Interview with Ed Stephen

Ed is a big part of Nearly There Yet, being part of a many of our productions and doing a lot of work behind the scenes. We thought we’d take a moment to ask him some questions!

How did your character, Ed Bazazi, come about? 
With the Bazazi Brothers, Kaveh and I wanted to have a show that we could have fun doing more than anything else and I guess is the manifestation of our shared sense of humour - and one thing we always like is someone who is ridiculous but takes themselves incredibly seriously. I guess for the style of the act the influences that we talked about were kind of semi-dated showbiz performers in the vein of David Copperfield in vegas but although its all stupid stuff really there are so many things we do and say in the show that are connected to things that I genuinely love like dance moves from Patrick Swayze and Michael Jackson or the music of the Dazz Band and Isaac Hayes - Its kind of funny that things we do that make these people really cool just make us more amusing in a way. I guess Edward Bazazi is different to his brother as he is a little more highly strung and probably thinks he is the cooler one of the two, though if there is any truth to that we will have to see. 

What is the most fun thing about performing the Bazazi's? 
Performing the Bazazi Brothers show is pretty much all fun, but the thing I like the most is seeing people enjoying it and I actually love getting the member of the audience out for the Heinrich manoeuvre. When I’m briefing them for their part of the act they are usually all good with it but I save the bit about having to do a dance routine with us til last as thats the bit they get most nervous about but they always rise to the challenge and smash it. Its also fun as its the one time in the show where I am talking to a member of the audience directly and not scripted or in character so it’s like a real connection to have with them which is cool 

As is the nature of juggling, sometimes things don't go to plan. Is there one moment which stands out to you as being particularly difficult to style out? If so, how did you do it? 
The newest thing in the show is the finale with the ball spinning and it has gone wrong a few times, usually due to my own nerves and sweaty hands. as I am standing on Kaveh’s shoulders it’s pretty obvious that its gone wrong so there is no hiding it, though what we have found is that the audience actually really get behind us to go for it again and shows them that its a hard trick (even though it isn’t really compared to some of the other bits of the show but it adds to the theatre of it all). We have talked about adding in a fail in on purpose to get a better pay off but to be honest I get so stressed about it that if I can nail it first time I am much happier and don't think I could handle a planned failure! 
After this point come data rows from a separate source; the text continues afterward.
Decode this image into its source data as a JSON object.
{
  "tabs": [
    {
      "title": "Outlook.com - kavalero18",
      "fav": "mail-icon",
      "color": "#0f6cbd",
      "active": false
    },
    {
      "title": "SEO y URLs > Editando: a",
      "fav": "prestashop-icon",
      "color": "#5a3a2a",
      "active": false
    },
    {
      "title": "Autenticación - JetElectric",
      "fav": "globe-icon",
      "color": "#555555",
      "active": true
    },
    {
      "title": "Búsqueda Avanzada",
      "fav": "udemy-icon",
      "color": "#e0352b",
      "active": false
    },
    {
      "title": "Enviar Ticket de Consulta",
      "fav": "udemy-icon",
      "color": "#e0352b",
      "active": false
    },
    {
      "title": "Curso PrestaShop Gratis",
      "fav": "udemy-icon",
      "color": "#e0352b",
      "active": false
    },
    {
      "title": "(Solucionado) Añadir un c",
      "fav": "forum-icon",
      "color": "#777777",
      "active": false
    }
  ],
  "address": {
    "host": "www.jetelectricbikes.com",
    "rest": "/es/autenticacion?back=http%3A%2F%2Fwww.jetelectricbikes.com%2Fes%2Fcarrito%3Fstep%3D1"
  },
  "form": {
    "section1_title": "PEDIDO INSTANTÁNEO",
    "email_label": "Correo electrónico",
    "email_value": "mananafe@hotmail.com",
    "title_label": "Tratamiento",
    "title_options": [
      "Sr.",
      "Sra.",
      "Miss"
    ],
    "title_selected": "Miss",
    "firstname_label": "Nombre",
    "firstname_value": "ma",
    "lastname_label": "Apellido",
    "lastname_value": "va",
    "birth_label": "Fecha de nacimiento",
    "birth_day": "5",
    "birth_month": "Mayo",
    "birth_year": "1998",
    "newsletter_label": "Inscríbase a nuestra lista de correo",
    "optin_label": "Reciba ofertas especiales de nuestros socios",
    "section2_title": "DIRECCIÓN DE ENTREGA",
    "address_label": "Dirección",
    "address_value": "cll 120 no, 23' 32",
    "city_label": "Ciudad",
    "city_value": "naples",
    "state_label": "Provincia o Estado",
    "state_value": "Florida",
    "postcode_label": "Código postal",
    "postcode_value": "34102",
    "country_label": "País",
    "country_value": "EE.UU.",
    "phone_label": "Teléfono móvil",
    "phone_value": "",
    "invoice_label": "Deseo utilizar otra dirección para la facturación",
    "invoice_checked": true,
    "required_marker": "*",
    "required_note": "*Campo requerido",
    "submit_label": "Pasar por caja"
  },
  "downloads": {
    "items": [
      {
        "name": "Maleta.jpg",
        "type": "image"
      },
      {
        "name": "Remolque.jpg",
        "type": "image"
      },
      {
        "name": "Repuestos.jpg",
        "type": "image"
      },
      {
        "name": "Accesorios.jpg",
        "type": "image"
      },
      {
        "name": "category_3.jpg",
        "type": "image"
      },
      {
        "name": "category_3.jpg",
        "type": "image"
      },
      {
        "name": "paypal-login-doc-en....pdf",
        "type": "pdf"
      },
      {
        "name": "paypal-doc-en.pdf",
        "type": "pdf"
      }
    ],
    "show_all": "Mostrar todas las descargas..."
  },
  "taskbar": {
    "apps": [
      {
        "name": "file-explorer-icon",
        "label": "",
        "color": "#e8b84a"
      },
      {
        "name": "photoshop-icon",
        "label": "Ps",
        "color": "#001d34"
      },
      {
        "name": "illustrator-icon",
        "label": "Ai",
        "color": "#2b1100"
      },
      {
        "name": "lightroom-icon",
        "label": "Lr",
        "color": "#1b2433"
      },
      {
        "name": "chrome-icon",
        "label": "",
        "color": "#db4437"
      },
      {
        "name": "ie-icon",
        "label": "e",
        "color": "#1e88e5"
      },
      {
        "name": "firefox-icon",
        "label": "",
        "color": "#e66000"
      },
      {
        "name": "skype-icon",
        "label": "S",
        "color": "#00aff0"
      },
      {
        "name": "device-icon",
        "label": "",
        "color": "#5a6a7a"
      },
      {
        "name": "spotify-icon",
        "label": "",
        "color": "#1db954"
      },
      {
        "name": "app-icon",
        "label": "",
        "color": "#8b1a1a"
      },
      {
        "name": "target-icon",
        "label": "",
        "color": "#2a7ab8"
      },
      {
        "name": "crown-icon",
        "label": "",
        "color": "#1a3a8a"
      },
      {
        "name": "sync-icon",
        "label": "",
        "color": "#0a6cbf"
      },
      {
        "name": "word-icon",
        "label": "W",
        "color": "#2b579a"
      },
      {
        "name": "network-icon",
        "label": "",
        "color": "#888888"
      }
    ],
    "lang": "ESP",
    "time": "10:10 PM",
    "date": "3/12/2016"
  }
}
How long have you been a performer and how did you get into it? 
My mum would tell you that I have always been an exhibitionist which I can neither confirm or deny but I guess I really got into it when I joined Albert and Friends Instant Circus in my early teens, they took me all over the world and I got a taste for being on stage and in front of an audience which I guess has never left me so I would say its been 20 years or so with some gaps. 
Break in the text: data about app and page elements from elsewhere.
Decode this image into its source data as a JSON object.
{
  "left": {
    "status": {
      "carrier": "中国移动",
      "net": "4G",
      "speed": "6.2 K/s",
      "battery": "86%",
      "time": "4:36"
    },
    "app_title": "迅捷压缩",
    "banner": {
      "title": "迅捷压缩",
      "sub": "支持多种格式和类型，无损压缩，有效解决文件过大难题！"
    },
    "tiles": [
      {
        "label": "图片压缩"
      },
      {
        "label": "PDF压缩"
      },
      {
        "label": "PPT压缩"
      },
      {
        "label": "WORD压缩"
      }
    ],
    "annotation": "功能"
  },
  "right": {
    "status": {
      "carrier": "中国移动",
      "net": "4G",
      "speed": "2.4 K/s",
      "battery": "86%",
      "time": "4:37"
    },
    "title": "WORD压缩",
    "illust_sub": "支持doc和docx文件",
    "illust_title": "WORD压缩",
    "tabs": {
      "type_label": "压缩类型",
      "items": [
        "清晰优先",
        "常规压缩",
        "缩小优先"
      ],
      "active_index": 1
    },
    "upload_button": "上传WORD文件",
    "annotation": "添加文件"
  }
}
Have you seen a show/piece of work recently that you have liked?
I saw Gibbon by Chris Patfield and Jose Triguero up at the Edinburgh and it was my favourite thing I saw. I have seen it develop over the past couple years and I have to say its great. It had a great technical level of skill in it while being both complex and intelligent in its structure while being accessible. When I saw it a 10 year old kid was laughing all the way through but at the same time there was something to ponder over how it was constructed and made. It's a great example of contemporary circus and I really enjoyed it. 
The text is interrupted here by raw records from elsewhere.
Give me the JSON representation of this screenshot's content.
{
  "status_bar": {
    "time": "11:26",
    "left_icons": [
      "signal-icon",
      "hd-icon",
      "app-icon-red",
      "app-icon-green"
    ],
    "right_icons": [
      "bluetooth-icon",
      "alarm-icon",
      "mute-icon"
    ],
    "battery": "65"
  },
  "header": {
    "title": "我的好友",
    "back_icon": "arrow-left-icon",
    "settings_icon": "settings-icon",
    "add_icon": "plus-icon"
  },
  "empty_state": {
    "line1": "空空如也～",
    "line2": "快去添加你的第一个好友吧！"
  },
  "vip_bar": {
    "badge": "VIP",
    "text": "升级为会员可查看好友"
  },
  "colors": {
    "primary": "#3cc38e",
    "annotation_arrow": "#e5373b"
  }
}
Apart from being a Bazazi, what other projects do you have going on at the moment? What should we look out for? 
I have a few things going on at the moment I just got back from a week of RnD with the awesome Simple Cypher guys and was helping them create new material for a new outdoor show they are planning to make next year which was great fun and I am back working with the Street Circus Collective at the Roundhouse now which is exciting as we have just taken on a new cohort and have a new team working with them. I’m pretty sure they are gonna make some awesome work and I believe they will have a big outdoor performance in Spring 2019 so keep your eyes open for that. I also scratched a new show with John Berkavitch this year about his two year addiction to Pokemon Go which was an immersive interactive game show that was fun to devise along side the wonderful Andrea Spisto, and hopefully we will be developing it in 2019 along with running our annual Cross Arts Lab. now in its 4th year, taking place in January, we get a bunch of artists, poets, dancers and performers all together for a week of workshops and some speedy devising to explore cross arts practice (check out the highlights of last year here

Aside from that I have been banging out mixtapes on a fairly regular basis and you can check them out at and will be DJing at a party with my good friends #UNiTY at the white hart in new cross on the 23rd November so come along and dance like a Bazazi if you are around!